Consultation with a Family Law Lawyer – The first step is to consult with a family law lawyer who specializes in child support matters. They will assess your case, evaluate the viability of pursuing retroactive child support, and explain the legal process.

  • Gathering Documentation – Your lawyer will help you gather relevant documentation to support your retroactive child support claim. This may include financial records, proof of paternity, medical records, educational expenses, and any other evidence that demonstrates the need for retroactive support.
  • Evaluation of Retroactive Support Period – The evaluation of the retroactive support period is the duration for which retroactive child support is sought. Factors such as the child’s age, the custodial parent’s knowledge of the noncustodial parent’s ability to pay, and any other relevant circumstances are considered.
  • Determining the Amount of Retroactive Child Support – The court will consider various factors, including the needs of the child, the income and financial capacity of the noncustodial parent, and any extenuating circumstances, to determine the amount of retroactive child support owed.
  • Court Order or Settlement Agreement – If an agreement is reached through negotiation or mediation, the terms will be documented in an agreement or Consent Order. If the case proceeds to court, the judge will issue a court order outlining the terms and conditions of retroactive child support.
  • Enforcement and Compliance – Once a court order or settlement agreement is in place, it is crucial to ensure compliance with the terms. The custodial parent may need to take appropriate legal action to enforce the order if the noncustodial parent fails to fulfill their financial obligations.

Frequently Asked Questions About Retroactive Child Support

Is retroactive child support the same as arrears?

No, retroactive child support and arrears refer to different obligations. A recipient spouse can order retroactive child support that was not previously agreed to, while arrears occur when the payor has not met their obligations according to a previous agreement or court order in place for child support. Essentially, arrears is a debt. With retroactive child support, the payor spouse is not in breach of any existing order or agreement.

What happens to arrears when the child is 18?

Arrears do not disappear when the child turns 18 and are still enforceable to be paid in full.

How far back can retroactive child support be claimed?

Retroactive child support can go back a maximum of 3 years from when the support is requested. However, the Supreme Court can push this back further if the payor was involved in blameworthy conduct such as withholding accurate information about their income.

How do I get my child support arrears dismissed?

Child support arrears may be dismissed if the payor’s circumstances have changed significantly with valid proof, including long-term change in income, extraordinary expenses incurred for the children, costs for visitation with their children, or the number of dependent children has changed.
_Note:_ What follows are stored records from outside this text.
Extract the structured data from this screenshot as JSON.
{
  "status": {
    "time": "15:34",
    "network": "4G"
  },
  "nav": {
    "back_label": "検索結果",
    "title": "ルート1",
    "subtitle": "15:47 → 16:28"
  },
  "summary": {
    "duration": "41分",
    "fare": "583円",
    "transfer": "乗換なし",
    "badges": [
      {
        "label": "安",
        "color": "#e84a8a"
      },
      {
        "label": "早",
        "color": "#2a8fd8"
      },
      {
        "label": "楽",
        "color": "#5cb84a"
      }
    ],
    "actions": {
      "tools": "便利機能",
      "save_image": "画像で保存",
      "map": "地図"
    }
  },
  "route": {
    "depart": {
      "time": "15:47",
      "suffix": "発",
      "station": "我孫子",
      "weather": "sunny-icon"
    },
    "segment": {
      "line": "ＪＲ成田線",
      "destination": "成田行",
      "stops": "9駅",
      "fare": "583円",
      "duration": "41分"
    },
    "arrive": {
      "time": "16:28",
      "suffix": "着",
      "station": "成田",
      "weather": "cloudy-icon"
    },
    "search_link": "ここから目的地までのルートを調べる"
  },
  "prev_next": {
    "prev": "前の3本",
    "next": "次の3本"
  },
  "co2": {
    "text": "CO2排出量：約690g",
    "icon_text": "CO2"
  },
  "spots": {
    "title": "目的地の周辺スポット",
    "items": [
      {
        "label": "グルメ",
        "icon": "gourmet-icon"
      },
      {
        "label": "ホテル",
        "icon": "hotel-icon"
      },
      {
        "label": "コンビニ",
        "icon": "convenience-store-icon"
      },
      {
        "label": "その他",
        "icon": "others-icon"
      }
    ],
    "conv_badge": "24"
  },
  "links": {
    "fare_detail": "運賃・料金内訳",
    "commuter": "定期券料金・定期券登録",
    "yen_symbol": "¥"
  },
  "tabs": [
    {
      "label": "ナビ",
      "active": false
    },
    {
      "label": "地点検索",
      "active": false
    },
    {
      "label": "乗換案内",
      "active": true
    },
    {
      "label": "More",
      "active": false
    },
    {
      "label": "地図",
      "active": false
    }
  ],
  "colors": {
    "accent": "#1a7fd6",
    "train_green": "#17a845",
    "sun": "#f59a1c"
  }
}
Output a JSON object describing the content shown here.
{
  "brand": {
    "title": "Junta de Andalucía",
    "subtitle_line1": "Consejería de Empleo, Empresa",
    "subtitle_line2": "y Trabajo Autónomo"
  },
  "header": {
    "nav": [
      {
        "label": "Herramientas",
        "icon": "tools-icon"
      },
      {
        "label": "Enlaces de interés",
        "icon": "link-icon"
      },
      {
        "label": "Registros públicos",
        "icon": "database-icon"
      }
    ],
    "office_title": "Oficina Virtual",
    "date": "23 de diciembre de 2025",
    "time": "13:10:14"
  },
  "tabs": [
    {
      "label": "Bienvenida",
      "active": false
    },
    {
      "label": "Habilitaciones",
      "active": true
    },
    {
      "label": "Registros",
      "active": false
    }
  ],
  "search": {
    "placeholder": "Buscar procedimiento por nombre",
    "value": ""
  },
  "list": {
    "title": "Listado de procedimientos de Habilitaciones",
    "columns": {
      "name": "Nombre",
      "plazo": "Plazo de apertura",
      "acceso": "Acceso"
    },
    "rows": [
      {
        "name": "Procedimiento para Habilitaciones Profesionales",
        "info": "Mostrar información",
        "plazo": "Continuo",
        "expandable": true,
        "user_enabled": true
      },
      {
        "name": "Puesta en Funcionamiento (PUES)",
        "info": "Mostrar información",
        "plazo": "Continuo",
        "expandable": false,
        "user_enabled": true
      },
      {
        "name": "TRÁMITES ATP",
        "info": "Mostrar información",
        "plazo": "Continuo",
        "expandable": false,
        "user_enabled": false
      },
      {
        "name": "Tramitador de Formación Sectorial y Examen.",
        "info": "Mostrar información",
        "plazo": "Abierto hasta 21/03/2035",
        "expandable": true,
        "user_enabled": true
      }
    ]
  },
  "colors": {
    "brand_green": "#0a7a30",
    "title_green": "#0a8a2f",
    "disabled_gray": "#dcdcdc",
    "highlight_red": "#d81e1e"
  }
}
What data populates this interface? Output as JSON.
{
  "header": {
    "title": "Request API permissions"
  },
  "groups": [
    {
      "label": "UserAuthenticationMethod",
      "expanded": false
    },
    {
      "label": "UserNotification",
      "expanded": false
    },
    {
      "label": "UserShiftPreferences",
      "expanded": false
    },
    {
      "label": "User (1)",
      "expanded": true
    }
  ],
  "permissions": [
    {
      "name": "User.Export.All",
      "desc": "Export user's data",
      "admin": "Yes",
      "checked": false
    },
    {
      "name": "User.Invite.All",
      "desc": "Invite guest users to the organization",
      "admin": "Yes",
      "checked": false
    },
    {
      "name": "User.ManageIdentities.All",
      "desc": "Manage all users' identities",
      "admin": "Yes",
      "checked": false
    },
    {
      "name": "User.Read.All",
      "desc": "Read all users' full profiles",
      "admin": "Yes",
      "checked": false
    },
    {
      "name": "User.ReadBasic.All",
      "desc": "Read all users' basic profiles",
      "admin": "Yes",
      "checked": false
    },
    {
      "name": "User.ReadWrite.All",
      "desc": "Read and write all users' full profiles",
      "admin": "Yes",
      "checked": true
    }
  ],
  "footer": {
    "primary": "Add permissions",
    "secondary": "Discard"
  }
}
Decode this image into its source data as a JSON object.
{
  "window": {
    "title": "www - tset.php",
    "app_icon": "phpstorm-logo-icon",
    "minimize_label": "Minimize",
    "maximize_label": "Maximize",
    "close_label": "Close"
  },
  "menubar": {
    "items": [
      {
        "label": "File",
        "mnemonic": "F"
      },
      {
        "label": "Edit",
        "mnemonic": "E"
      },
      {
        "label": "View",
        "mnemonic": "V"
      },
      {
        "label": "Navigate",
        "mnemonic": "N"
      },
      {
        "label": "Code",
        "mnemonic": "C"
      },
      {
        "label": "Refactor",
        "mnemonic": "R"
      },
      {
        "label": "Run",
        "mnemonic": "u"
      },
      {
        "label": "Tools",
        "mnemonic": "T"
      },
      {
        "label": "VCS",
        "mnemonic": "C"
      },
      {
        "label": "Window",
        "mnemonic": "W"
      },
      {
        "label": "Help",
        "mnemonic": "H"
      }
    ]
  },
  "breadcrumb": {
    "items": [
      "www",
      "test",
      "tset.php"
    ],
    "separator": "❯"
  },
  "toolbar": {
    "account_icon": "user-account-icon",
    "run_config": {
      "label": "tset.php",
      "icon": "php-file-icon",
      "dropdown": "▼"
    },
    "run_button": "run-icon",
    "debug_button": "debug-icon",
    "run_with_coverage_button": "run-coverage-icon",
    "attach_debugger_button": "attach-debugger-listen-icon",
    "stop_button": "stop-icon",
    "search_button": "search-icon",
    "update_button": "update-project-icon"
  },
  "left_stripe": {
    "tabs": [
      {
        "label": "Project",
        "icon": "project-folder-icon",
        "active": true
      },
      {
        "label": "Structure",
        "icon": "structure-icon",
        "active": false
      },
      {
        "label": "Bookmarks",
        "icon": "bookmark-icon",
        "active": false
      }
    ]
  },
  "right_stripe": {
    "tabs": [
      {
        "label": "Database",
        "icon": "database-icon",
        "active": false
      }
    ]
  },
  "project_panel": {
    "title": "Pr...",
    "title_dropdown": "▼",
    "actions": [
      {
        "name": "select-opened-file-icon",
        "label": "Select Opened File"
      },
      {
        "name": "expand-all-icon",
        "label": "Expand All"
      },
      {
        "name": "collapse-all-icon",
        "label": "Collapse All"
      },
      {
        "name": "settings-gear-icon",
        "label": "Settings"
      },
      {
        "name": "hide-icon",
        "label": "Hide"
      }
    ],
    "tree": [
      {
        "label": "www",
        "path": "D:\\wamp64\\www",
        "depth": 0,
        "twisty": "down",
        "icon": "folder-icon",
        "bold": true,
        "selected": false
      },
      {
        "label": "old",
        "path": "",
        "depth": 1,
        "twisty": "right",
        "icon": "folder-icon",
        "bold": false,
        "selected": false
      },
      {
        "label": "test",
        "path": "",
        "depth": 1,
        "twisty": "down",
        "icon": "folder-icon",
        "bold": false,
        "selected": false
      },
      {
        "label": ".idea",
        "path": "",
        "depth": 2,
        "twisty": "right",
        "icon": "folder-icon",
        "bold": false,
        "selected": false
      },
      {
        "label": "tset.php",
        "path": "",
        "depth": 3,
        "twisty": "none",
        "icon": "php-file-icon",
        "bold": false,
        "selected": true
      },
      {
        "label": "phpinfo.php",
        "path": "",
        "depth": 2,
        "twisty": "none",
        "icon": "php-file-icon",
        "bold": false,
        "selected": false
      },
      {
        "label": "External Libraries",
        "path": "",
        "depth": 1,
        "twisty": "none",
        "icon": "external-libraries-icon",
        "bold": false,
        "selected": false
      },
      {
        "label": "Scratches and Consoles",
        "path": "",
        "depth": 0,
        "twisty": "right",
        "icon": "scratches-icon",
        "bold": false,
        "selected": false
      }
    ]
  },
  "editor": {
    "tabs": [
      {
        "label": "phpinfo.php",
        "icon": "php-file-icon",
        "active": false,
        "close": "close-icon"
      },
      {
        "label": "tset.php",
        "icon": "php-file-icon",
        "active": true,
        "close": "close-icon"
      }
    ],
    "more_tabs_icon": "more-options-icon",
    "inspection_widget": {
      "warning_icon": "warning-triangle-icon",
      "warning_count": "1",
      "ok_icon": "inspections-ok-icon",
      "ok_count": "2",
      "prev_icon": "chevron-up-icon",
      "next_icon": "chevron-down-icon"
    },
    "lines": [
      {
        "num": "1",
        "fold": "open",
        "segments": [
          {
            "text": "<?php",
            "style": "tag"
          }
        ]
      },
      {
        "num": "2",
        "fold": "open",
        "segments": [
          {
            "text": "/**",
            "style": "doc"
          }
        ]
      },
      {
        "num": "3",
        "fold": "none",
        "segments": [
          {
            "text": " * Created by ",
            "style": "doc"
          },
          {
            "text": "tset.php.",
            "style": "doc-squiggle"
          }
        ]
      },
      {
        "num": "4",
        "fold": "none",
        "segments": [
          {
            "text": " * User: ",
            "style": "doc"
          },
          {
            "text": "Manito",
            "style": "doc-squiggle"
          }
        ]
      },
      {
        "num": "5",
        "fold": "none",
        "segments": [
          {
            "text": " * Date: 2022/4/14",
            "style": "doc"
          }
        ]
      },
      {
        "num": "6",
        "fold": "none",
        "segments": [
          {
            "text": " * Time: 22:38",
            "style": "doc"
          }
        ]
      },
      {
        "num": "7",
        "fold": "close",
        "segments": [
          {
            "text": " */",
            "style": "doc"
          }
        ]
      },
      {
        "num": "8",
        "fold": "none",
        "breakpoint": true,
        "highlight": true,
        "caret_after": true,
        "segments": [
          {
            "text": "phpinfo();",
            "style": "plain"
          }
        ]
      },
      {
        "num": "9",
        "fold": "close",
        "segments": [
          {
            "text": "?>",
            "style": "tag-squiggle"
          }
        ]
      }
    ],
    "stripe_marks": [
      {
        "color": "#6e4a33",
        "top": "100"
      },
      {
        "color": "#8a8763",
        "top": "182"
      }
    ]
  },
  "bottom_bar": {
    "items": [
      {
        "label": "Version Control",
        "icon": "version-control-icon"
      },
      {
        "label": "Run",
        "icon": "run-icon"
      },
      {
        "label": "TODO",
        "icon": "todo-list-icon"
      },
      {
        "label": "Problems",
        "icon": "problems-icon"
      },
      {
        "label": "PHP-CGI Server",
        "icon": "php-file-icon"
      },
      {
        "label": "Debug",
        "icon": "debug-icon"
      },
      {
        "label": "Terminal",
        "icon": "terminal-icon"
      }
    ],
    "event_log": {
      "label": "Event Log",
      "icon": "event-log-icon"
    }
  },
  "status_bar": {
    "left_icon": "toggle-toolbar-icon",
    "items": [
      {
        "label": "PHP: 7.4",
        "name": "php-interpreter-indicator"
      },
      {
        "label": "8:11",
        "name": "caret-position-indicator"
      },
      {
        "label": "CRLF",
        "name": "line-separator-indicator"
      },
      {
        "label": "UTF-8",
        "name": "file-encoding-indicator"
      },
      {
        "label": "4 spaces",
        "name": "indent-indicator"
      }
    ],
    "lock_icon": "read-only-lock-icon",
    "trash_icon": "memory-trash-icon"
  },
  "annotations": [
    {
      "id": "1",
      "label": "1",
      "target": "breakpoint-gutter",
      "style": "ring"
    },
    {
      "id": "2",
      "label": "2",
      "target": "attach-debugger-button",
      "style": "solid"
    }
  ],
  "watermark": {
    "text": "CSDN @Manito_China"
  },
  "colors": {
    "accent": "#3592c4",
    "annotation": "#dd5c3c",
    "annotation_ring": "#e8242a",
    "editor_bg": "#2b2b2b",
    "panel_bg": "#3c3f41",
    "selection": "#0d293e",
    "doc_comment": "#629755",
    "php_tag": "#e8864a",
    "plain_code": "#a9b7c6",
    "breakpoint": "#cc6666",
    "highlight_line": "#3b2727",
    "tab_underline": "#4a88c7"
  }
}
If the payor can provide full financial disclosure, a judge may consider the payor’s ability to make payments.

At what age does child maintenance stop?

This answer depends on the details of the court order, as some include specific directions on when support ends. Even if the child becomes an adult, maintenance may still be payable according to the circumstances. An example of a specific end to child maintenance may be when the child is no longer in school, when the child reaches the age of 18, or when the child marries, to name a few. In Alberta, the Maintenance Enforcement Program (MEP) follows the direction of a court order.

Disclaimer: The content provided in the blog posts of Jones Divorce & Family Law is general information and should not be considered legal advice. Please contact a lawyer for legal advice tailored to your specific situation. All articles are current as of their original publication date.